Things happened. And things happened. I grew into a “full-fledged adult” and I rolled my eyes and said: what’s this you say about a face book? I’m not in college anymore. I don’t want to be found. No thanks.
And things happened some more. I carefully ignored then fell victim to numerous web-based communication forms. I hoed my new digital world with a plastic rake.
One day I glanced up and realized the sheer number of people with whom I would no longer have contact without the advent of curious computer languages, (with their funny “<” and “;”), that somehow keep me better informed of new babies, passed on grandmothers, and the hilarious antics cats get up to, than a telephone ever did.

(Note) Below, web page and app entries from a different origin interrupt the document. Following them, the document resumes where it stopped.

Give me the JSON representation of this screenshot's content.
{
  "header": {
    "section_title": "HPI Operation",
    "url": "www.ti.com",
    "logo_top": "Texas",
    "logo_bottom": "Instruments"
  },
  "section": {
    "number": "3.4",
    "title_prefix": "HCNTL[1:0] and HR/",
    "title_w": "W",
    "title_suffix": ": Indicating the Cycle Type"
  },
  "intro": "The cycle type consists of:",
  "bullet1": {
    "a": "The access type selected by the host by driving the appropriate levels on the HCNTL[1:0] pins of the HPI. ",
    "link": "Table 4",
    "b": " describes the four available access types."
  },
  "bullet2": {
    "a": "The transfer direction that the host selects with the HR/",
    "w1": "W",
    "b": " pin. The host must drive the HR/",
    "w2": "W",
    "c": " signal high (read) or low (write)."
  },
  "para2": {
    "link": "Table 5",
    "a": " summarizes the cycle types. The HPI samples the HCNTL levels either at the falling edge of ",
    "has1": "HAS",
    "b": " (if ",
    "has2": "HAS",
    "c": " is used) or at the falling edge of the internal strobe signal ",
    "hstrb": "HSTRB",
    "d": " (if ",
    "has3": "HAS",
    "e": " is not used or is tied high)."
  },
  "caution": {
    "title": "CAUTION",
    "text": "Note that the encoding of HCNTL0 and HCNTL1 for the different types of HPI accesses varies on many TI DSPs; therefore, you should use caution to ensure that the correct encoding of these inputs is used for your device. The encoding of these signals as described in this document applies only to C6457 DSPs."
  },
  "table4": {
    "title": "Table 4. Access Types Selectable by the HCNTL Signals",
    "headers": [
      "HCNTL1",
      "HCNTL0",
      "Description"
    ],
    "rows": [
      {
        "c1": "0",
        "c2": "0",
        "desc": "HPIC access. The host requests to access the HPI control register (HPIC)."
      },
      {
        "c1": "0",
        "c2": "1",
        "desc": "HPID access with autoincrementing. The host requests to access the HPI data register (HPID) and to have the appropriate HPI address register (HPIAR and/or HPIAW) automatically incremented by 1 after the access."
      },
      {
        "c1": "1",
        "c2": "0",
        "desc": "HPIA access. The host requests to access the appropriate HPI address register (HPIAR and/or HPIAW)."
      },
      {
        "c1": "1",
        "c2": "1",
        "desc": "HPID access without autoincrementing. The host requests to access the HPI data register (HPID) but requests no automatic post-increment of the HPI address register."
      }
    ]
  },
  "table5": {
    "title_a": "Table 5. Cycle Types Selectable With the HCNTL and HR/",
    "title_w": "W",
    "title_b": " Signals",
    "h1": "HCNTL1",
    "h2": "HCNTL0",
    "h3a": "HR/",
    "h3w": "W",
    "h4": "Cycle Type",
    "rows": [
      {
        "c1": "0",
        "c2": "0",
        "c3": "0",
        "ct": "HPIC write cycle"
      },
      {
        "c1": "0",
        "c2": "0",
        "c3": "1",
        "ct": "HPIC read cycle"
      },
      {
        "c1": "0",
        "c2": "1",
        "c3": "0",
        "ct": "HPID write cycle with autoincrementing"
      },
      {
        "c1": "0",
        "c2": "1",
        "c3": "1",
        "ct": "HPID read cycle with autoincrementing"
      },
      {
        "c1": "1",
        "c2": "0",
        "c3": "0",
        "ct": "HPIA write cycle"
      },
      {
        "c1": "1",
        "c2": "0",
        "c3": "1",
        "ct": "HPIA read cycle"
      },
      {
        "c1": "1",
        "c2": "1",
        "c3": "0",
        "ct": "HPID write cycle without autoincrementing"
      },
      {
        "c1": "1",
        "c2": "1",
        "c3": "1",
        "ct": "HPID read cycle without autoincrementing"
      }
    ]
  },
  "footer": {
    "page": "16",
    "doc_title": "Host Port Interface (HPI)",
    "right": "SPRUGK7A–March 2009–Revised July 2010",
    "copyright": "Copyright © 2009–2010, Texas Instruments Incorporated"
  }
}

So thank you Internets for round-about bringing our friend, professional photographer Kristy Rowe of Moodeous Photography, to our door, all the way from Denver, Colorado. We shot some awesome pictures in the real-life world, though statistically the three of us were more likely to be separate and lonesome in our homes, serenading our computer mice clickety-clack while bench-pressing bottles of Dr. Pepper.
Also, thank you cats.
On my morning bike commute to work, I’ve noticed that my mind tends to operate in several modes. Usually: Morning Mind God of Destruction and Morning Mind Gratitude.
Morning Mind God of Destruction, as you can imagine, sounds something like this: Use your blinker! WHAT is WRONG with you? I can’t believe that other cyclist just did that -he’s definitely not long for this world. LMA buses are the worst. What am I doing with my life? The best thing about today will be when I can finally go back to bed. I will STARE you into submission! Hungry already.
Morning Mind Gratitude: Riding my bike through the woods every day, in a city, is magical. Hi. Hi! I love when drivers wave at me. It feels so satisfying to know what projects I’ll be tackling at work today. I wonder what’s for lunch. Should I stop at Whole Foods for some kombucha? I’m so lucky. I really should learn a blessing to direct at irate drivers so I can check that goal off my list. Hey, there’s that singing cyclist again!
What forms do your morning minds take?
In studying the art of blogging, I have a fuzzy memory of reading how important (and polite) it is to acknowledge and thank visitors and blog-subscribers. I thought: oh, yes, of course! Then promptly forgot. For, oh, I don’t know, two years.
Folks who’ve been so kind to stop by WHL and spend a little time in my world. Friends-to-be who’ve left thoughtful comments. Family and friends-of-old who have sent words of encouragement. THANK YOU.
Mine might be the voice behind WHL, but you are the reason I’m here.